Referee John Beaton given police escort after alleged threats
Referee John Beaton was given a police escort into Ayr United's Somerset Park after allegedly receiving threatening messages following the Old Firm derby.
Beaton was criticised after Rangers striker Alfredo Morelos was not punished for several incidents in the 1-0 win over Celtic at Ibrox last week.
Beaton refereed Ayr-Falkirk in the Scottish Championship on Saturday.
Scottish FA chief executive Ian Maxwell said "a line has been crossed" and urged "respect" for officials.
Police Scotland confirmed "a complaint has been made regarding texts and calls received by a 36-year-old man".
With police inquiries "ongoing", Maxwell said: "It is with deep dismay that, in the last 24 hours, we learned of one of our match officials having had threats made against him and his family.
"We are in close contact with those involved and with Police Scotland to ensure that they are safe and that those responsible are identified and held accountable for their actions."
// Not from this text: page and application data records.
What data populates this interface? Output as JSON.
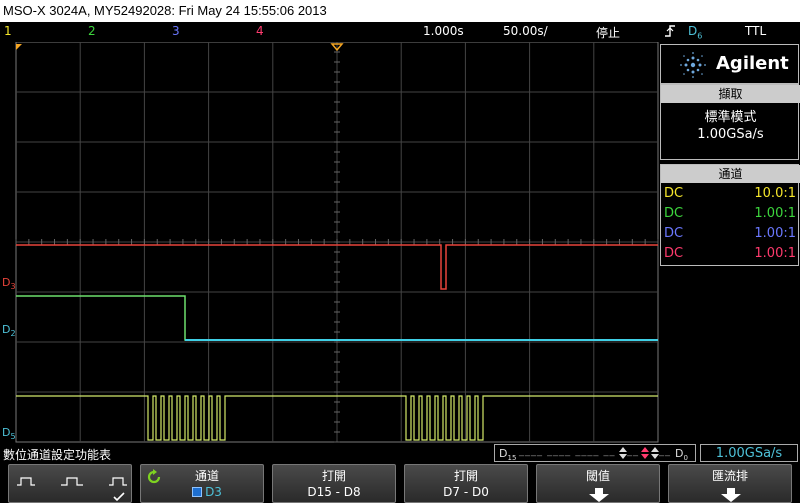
{
  "window": {
    "title": "MSO-X 3024A, MY52492028: Fri May 24 15:55:06 2013"
  },
  "status_bar": {
    "channels": [
      {
        "label": "1",
        "color": "#f5e62b"
      },
      {
        "label": "2",
        "color": "#3dd63d"
      },
      {
        "label": "3",
        "color": "#6b78ff"
      },
      {
        "label": "4",
        "color": "#ff3b6e"
      }
    ],
    "timebase": "1.000s",
    "position": "50.00s/",
    "run_state": "停止",
    "trigger_source": "D",
    "trigger_source_sub": "6",
    "trigger_level": "TTL"
  },
  "waveform_labels": {
    "d3": {
      "main": "D",
      "sub": "3"
    },
    "d2": {
      "main": "D",
      "sub": "2"
    },
    "d5": {
      "main": "D",
      "sub": "5"
    }
  },
  "side_panel": {
    "brand": "Agilent",
    "acquire_header": "擷取",
    "acquire_mode": "標準模式",
    "sample_rate": "1.00GSa/s",
    "channel_header": "通道",
    "channels": [
      {
        "coupling": "DC",
        "probe": "10.0:1",
        "color": "#f5e62b"
      },
      {
        "coupling": "DC",
        "probe": "1.00:1",
        "color": "#3dd63d"
      },
      {
        "coupling": "DC",
        "probe": "1.00:1",
        "color": "#6b78ff"
      },
      {
        "coupling": "DC",
        "probe": "1.00:1",
        "color": "#ff3b6e"
      }
    ]
  },
  "bottom_info": {
    "menu_title": "數位通道設定功能表",
    "range_left": "D",
    "range_left_sub": "15",
    "range_right": "D",
    "range_right_sub": "0",
    "sample_rate": "1.00GSa/s"
  },
  "softkeys": {
    "channel_label": "通道",
    "channel_value": "D3",
    "open_label_1": "打開",
    "open_value_1": "D15 - D8",
    "open_label_2": "打開",
    "open_value_2": "D7 - D0",
    "threshold_label": "閾值",
    "bus_label": "匯流排"
  }
}
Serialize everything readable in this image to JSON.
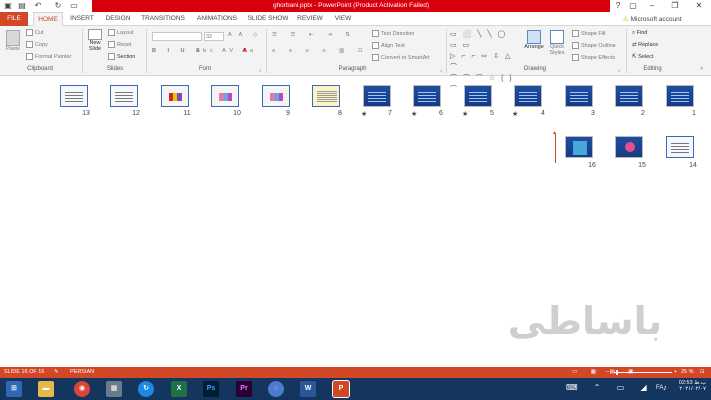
{
  "window": {
    "title": "ghorbani.pptx - PowerPoint (Product Activation Failed)",
    "help": "?",
    "account": "Microsoft account"
  },
  "tabs": [
    "FILE",
    "HOME",
    "INSERT",
    "DESIGN",
    "TRANSITIONS",
    "ANIMATIONS",
    "SLIDE SHOW",
    "REVIEW",
    "VIEW"
  ],
  "ribbon": {
    "clipboard": {
      "label": "Clipboard",
      "paste": "Paste",
      "cut": "Cut",
      "copy": "Copy",
      "format_painter": "Format Painter"
    },
    "slides": {
      "label": "Slides",
      "new_slide": "New",
      "new_slide2": "Slide",
      "layout": "Layout",
      "reset": "Reset",
      "section": "Section"
    },
    "font": {
      "label": "Font",
      "font_size": "32"
    },
    "paragraph": {
      "label": "Paragraph",
      "text_direction": "Text Direction",
      "align_text": "Align Text",
      "convert_smartart": "Convert to SmartArt"
    },
    "drawing": {
      "label": "Drawing",
      "arrange": "Arrange",
      "quick_styles": "Quick",
      "quick_styles2": "Styles",
      "shape_fill": "Shape Fill",
      "shape_outline": "Shape Outline",
      "shape_effects": "Shape Effects"
    },
    "editing": {
      "label": "Editing",
      "find": "Find",
      "replace": "Replace",
      "select": "Select"
    }
  },
  "slides_row1": [
    {
      "num": "13"
    },
    {
      "num": "12"
    },
    {
      "num": "11"
    },
    {
      "num": "10"
    },
    {
      "num": "9"
    },
    {
      "num": "8"
    },
    {
      "num": "7"
    },
    {
      "num": "6"
    },
    {
      "num": "5"
    },
    {
      "num": "4"
    },
    {
      "num": "3"
    },
    {
      "num": "2"
    },
    {
      "num": "1"
    }
  ],
  "slides_row2": [
    {
      "num": "16"
    },
    {
      "num": "15"
    },
    {
      "num": "14"
    }
  ],
  "animation_marker": "★",
  "watermark": "باساطی",
  "status": {
    "slide_info": "SLIDE 16 OF 16",
    "language": "PERSIAN",
    "zoom": "25 %"
  },
  "taskbar": {
    "lang": "FA",
    "time": "02:53 ب.ظ",
    "date": "۲۰۲۱/۰۲/۰۷"
  }
}
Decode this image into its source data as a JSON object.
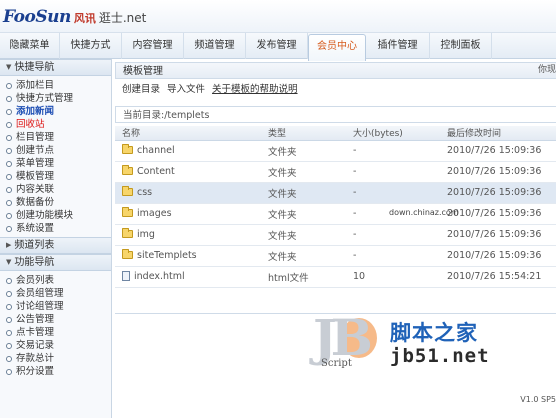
{
  "logo": {
    "main": "FooSun",
    "cn": "风讯",
    "net": "逛士.net"
  },
  "nav": [
    {
      "label": "隐藏菜单",
      "width": 60
    },
    {
      "label": "快捷方式",
      "width": 62
    },
    {
      "label": "内容管理",
      "width": 62
    },
    {
      "label": "频道管理",
      "width": 62
    },
    {
      "label": "发布管理",
      "width": 62
    },
    {
      "label": "会员中心",
      "width": 58,
      "active": true
    },
    {
      "label": "插件管理",
      "width": 64
    },
    {
      "label": "控制面板",
      "width": 62
    }
  ],
  "sidebar": {
    "section1": "快捷导航",
    "items1": [
      {
        "label": "添加栏目",
        "style": ""
      },
      {
        "label": "快捷方式管理",
        "style": ""
      },
      {
        "label": "添加新闻",
        "style": "hl"
      },
      {
        "label": "回收站",
        "style": "red"
      },
      {
        "label": "栏目管理",
        "style": ""
      },
      {
        "label": "创建节点",
        "style": ""
      },
      {
        "label": "菜单管理",
        "style": ""
      },
      {
        "label": "模板管理",
        "style": ""
      },
      {
        "label": "内容关联",
        "style": ""
      },
      {
        "label": "数据备份",
        "style": ""
      },
      {
        "label": "创建功能模块",
        "style": ""
      },
      {
        "label": "系统设置",
        "style": ""
      }
    ],
    "section2": "频道列表",
    "section3": "功能导航",
    "items3": [
      {
        "label": "会员列表"
      },
      {
        "label": "会员组管理"
      },
      {
        "label": "讨论组管理"
      },
      {
        "label": "公告管理"
      },
      {
        "label": "点卡管理"
      },
      {
        "label": "交易记录"
      },
      {
        "label": "存款总计"
      },
      {
        "label": "积分设置"
      }
    ]
  },
  "main": {
    "panel_title": "模板管理",
    "panel_title_right": "你现",
    "toolbar": {
      "new_dir": "创建目录",
      "import": "导入文件",
      "help": "关于模板的帮助说明"
    },
    "path": "当前目录:/templets",
    "columns": [
      "名称",
      "类型",
      "大小(bytes)",
      "最后修改时间"
    ],
    "rows": [
      {
        "icon": "folder",
        "name": "channel",
        "type": "文件夹",
        "size": "-",
        "time": "2010/7/26 15:09:36"
      },
      {
        "icon": "folder",
        "name": "Content",
        "type": "文件夹",
        "size": "-",
        "time": "2010/7/26 15:09:36"
      },
      {
        "icon": "folder",
        "name": "css",
        "type": "文件夹",
        "size": "-",
        "time": "2010/7/26 15:09:36",
        "selected": true
      },
      {
        "icon": "folder",
        "name": "images",
        "type": "文件夹",
        "size": "-",
        "time": "2010/7/26 15:09:36"
      },
      {
        "icon": "folder",
        "name": "img",
        "type": "文件夹",
        "size": "-",
        "time": "2010/7/26 15:09:36"
      },
      {
        "icon": "folder",
        "name": "siteTemplets",
        "type": "文件夹",
        "size": "-",
        "time": "2010/7/26 15:09:36"
      },
      {
        "icon": "file",
        "name": "index.html",
        "type": "html文件",
        "size": "10",
        "time": "2010/7/26 15:54:21"
      }
    ],
    "status_right": "V1.0 SP5"
  },
  "watermark": {
    "down": "down.chinaz.com",
    "jb_letters": "JB",
    "jb_script": "Script",
    "jb_cn": "脚本之家",
    "jb_url": "jb51.net"
  },
  "colors": {
    "accent": "#d65b1d",
    "nav_bg": "#e4ecf5",
    "selected_row": "#dfe8f3",
    "watermark_blue": "#1f62b8"
  }
}
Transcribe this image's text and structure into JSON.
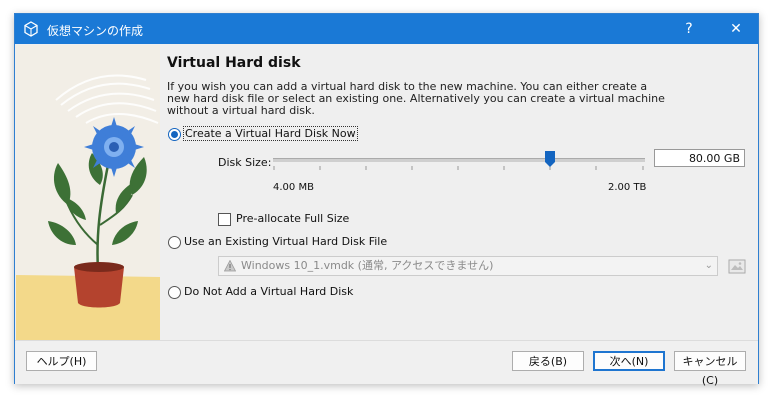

Beaton was driven to the Ayr-Falkirk game by SFA head of security Peter McLaughlin and escorted into the ground by two police officers and a steward.
"This is not the first time in recent weeks that our match officials have been targeted," Maxwell said.
"Another referee was allegedly threatened and assaulted at a lower-league game prior to Christmas. These incidents are isolated, but are they are unacceptable and extremely concerning when they occur."
Match officials have been criticised by several Premiership clubs this season following high-profile incidents.
On Friday, Scottish champions Celtic said Beaton should be allowed to explain his decisions publicly, after no retrospective action was taken when the SFA reviewed incidents in which Morelos appeared to make contact off the ball with Celtic's Scott Brown, Anthony Ralston and Ryan Christie.
Celtic also want a meeting with Maxwell, and the SFA said it would be happy to meet with clubs to discuss concerns.
Maxwell said: "Our match officials make hundreds of decisions each game. They take huge pride in their work, but it is inevitable and accepted that some of their decisions will be viewed differently and debated by others.
"When differences of opinion, however, manifest as threats to our officials or their families, a line has been crossed.
"I call on everyone involved in Scottish football, from the public parks to the international stage, to respect our match officials."